The Center for Urban Education about Sustainable Agriculture (CUESA)

The SF Department of Public Health

Reclaim the Commons

and a growing list of co-sponsors

invite you to a groundbreaking, participatory democracy forum ...


Biotech in San Francisco

A Whole-Community Dialogue

Some voices in government, community and industry are advocating biotech as an engine for economic growth in San Francisco

A City ordinance passed last year calls for use of the “precautionary principle,” requiring a holistic and participatory approach in all City decision-making

A City-initiated Bioscience Task Force is preparing a report on how to implement a biotech industry expansion appropriately

▪ You have a unique opportunity to shape the community voice in an innovative, inclusive participatory forum using the World Café process

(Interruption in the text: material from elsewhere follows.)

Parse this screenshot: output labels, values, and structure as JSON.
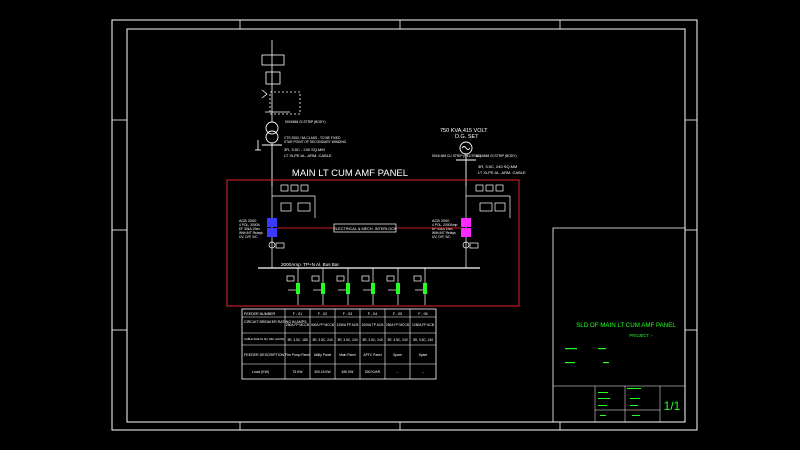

Monday, June 7, 6 –10 pm
California College of the Arts
1111 Eighth Street (near 16th and Wisconsin),  San Francisco, CA
for directions, see http://www.cca.edu/cgi-bin/dad?dbase=reach&record=directions
Event facilitated by the
Neighborhood Assemblies Network (NAN)

Between June 3 and 9 international biotech industry leaders will hold their annual “BIO” meeting at Moscone Center, while thousands of activists stage “Reclaim the Commons,” a series of events promoting the vision of a world driven by public good rather than private profit.

In the midst of this divide, hundreds of ordinary San Franciscans from highly diverse perspectives, including notable city officials, will engage as equals in genuine conversation. They will consider the biotech industry’s potential presence in S.F. neighborhoods such as Bayview/Hunters Point, Potrero Hill, Dogpatch, Mission Bay, and South of Market. Using World Café, a large-group dialogue process, this popular assembly will have a unique opportunity to frame the discussion themselves and make a holistic inquiry:

What are the potential impacts — good or bad — on the economy, local jobs, the environment, housing, public safety, traffic, cultural diversity, healthcare, social justice, neighborhood feel, public perception, community bonds, and city politics? How do we avoid the worst-case scenarios and help create the best? What questions, concerns, and hopes are foremost in the community’s mind?

Space is limited. Early advance sign-up is strongly recommended.

No expert knowledge required. The event is free.

For more information, or to sign up, please contact Karen Heisler or Marc Tognotti at (415) 643-3434 or sfbiotech@hotmail.com